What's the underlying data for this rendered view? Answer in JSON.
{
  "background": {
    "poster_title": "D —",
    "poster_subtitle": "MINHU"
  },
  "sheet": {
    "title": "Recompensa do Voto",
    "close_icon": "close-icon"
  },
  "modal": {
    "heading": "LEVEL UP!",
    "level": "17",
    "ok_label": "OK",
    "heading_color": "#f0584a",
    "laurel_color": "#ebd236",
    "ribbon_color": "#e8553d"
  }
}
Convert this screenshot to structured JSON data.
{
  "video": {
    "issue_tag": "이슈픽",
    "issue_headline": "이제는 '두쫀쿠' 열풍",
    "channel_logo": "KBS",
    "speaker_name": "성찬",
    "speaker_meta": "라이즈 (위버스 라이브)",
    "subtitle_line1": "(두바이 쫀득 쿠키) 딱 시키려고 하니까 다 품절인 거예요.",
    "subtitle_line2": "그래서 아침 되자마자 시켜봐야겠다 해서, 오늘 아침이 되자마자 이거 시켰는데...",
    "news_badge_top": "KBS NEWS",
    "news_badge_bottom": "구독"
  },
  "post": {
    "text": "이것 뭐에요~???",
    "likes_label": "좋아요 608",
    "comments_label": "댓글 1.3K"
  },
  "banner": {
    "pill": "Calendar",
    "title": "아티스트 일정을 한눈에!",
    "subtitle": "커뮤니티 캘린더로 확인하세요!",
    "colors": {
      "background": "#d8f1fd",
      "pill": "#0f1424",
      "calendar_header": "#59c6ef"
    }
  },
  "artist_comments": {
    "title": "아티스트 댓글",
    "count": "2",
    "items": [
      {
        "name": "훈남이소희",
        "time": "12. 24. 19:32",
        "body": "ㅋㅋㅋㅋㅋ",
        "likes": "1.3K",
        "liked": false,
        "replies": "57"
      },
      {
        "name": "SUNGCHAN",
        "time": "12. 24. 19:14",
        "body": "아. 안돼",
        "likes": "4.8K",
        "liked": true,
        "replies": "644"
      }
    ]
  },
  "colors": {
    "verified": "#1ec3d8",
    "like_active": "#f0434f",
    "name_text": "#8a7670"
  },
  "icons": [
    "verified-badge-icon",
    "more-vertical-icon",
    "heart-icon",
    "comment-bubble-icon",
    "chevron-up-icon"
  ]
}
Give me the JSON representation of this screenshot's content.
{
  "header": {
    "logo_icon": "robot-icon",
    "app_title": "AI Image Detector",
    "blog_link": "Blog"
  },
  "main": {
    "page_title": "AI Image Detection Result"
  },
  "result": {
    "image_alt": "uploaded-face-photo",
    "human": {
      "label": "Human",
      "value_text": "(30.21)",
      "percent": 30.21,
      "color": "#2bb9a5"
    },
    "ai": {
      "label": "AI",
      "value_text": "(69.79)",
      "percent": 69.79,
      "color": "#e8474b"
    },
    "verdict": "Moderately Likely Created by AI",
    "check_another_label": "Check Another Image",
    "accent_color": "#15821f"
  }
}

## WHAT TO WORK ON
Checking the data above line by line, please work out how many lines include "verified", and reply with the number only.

## EXERCISE RESULT
2